2019 is our 50th anniversary and we are championing some of the people who help make Scottish Ballet a great place to work. Each week we will introduce you to a different career at Scottish Ballet and the person behind it.

Martin Lanfear first arrived at Scottish Ballet as a physiotherapy consultant in 2015 before we realised we couldn't live without him, and he joined full-time in 2017.

As Scottish Ballet's primary physiotherapist, Martin ensures our dancers stay at peak mental and physical condition, ready to tackle any challenge our repertoire throws at them. We caught up with Martin to find out how.

Tell us about your journey with Scottish Ballet

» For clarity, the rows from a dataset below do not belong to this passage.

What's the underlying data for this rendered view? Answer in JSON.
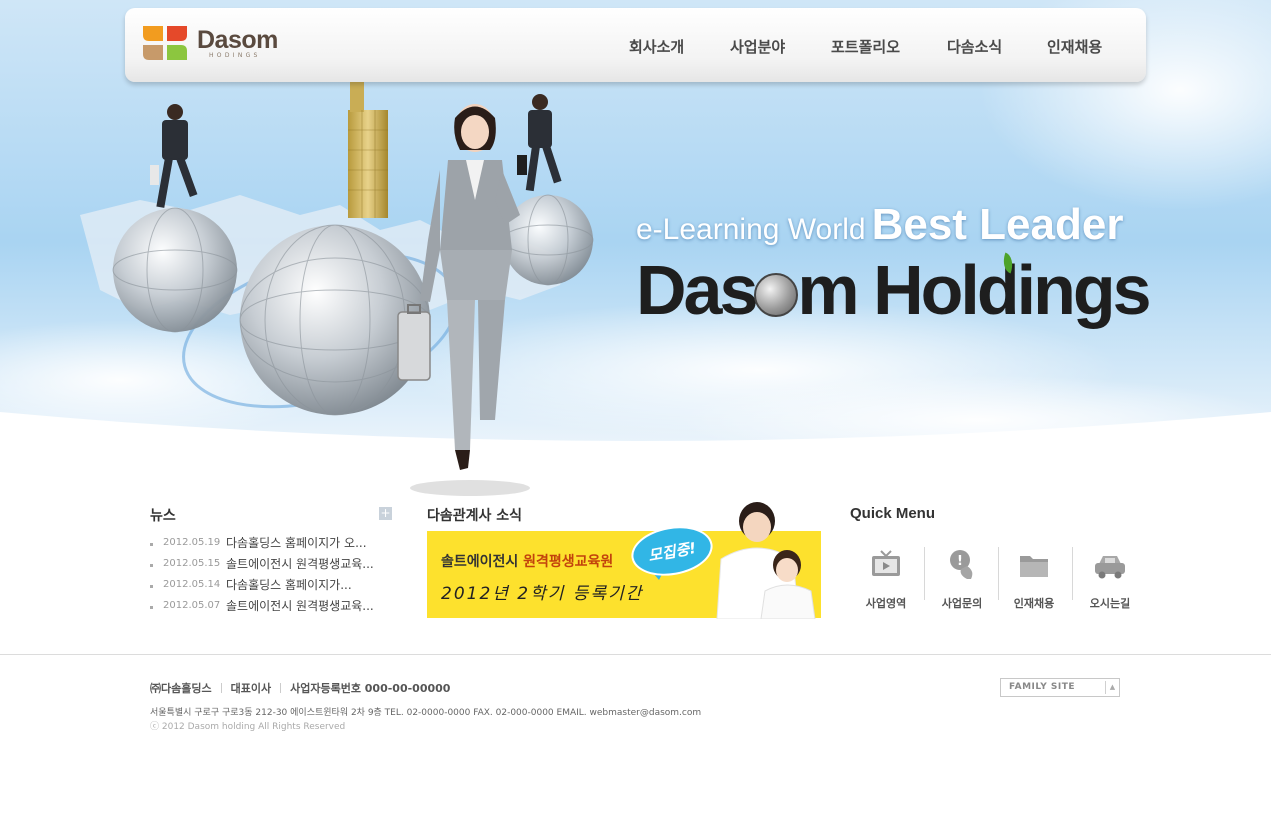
{
  "brand": {
    "logo_name": "Dasom",
    "logo_sub": "HODINGS",
    "logo_colors": [
      "#f29c1f",
      "#8cc63f",
      "#c79a6a",
      "#b6d14a"
    ]
  },
  "nav": {
    "items": [
      "회사소개",
      "사업분야",
      "포트폴리오",
      "다솜소식",
      "인재채용"
    ]
  },
  "hero": {
    "tagline_light": "e-Learning World",
    "tagline_bold": "Best Leader",
    "brand_part1": "Das",
    "brand_part2": "m Holdings"
  },
  "news": {
    "title": "뉴스",
    "more_icon": "plus-icon",
    "items": [
      {
        "date": "2012.05.19",
        "title": "다솜홀딩스 홈페이지가 오..."
      },
      {
        "date": "2012.05.15",
        "title": "솔트에이전시 원격평생교육..."
      },
      {
        "date": "2012.05.14",
        "title": "다솜홀딩스 홈페이지가..."
      },
      {
        "date": "2012.05.07",
        "title": "솔트에이전시 원격평생교육..."
      }
    ]
  },
  "affiliate": {
    "title": "다솜관계사 소식",
    "banner_org": "솔트에이전시",
    "banner_org_hl": "원격평생교육원",
    "banner_period": "2012년 2학기 등록기간",
    "banner_badge": "모집중!"
  },
  "quick_menu": {
    "title": "Quick Menu",
    "items": [
      {
        "label": "사업영역",
        "icon": "tv-icon"
      },
      {
        "label": "사업문의",
        "icon": "phone-icon"
      },
      {
        "label": "인재채용",
        "icon": "folder-icon"
      },
      {
        "label": "오시는길",
        "icon": "car-icon"
      }
    ]
  },
  "footer": {
    "company": "㈜다솜홀딩스",
    "ceo": "대표이사",
    "reg_no": "사업자등록번호 000-00-00000",
    "address": "서울특별시 구로구 구로3동 212-30 에이스트윈타워 2차 9층   TEL. 02-0000-0000   FAX. 02-000-0000   EMAIL. webmaster@dasom.com",
    "copyright": "ⓒ 2012 Dasom holding All Rights Reserved",
    "family_site": "FAMILY SITE"
  }
}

I completed a BSc in Psychology in Canada before I emigrated to Scotland to undertake an MSc in Physiotherapy. I initially worked within the NHS, private practice and sport until I got an opportunity to work with Scottish Ballet in a consultancy role. One thing led to another, and a full-time position became available, so I jumped at the chance!

How do you ensure the dancers stay 'en pointe'? 

We try to be proactive rather than reactive. I spend a lot of time watching videos of the repertoire and working with the Artistic Team to try to identify potential 'high-cost movements' that may cause injury. We then develop strength and conditioning programs to try to pre-empt injury.

When a dancer does get injured, we have a dancer-centred multidisciplinary team ready to support them. This can include physiotherapy, ballet coaching, strength & conditioning, sports/general medicine, dietetics, massage/chiropractic, and psychological support.

Ultimately, we ask our dancers to adopt an elite performance mindset meaning that they take ownership of their bodies and performance in the studio and on stage. I encourage them to engage in the progress with the Healthcare Team rather than just being a passenger. 

Martin working with Araminta Wraith to measure capacity and track progress.

Your role involves much more than traditional physiotherapy. What are some of the new skills you've developed in your time with Scottish Ballet so far?

It's great working in an environment that puts you a little out of your comfort zone; every day is a school day at Scottish Ballet for me. Learning the ballet vernacular was and still is challenging, but I'm getting the hang of it.  

I've also been known to dabble in a little pointe work myself from time to time.

Do you work closely with other teams in Scottish Ballet?

This is one of my favourite parts of my job; I love being around people who are at the top of their game in their respective fields. I work closely with the Artistic Team daily to make sure all our dancers are in the right physical and mental place.

I often find myself consulting with the Wardrobe Team for their opinion on the fit of pointe shoes, they also guide me on what impact costumes may have on injuries. The Technical Team are always great at advising on the nature of the stages in the various venues as this can influence the presentation of injuries we see throughout a tour.


What is the most common injury you treat?

We see a lot of lower limb overuse injuries, things like tendinopathies and bone stress injuries involving the foot and ankle.

What is the best advice for younger dancers that may have a foot injury?

Seek professional advice as soon as possible and take your pointe shoes to your appointment. Even if the physiotherapist, doctor, podiatrist etc. are not familiar with ballet, any good clinician will want to see you in the footwear that you dance in.

What is your favourite thing about working at Scottish Ballet?

The people, they make me laugh every day.

What's your 'get up and go' song? 

Fraser and I have music on in the Treatment Room during our clinic hours, each day has a theme and here's my favourite from the popular "Hip-Hop Friday" playlist.

Notorious B.I.G.- Hypnotize.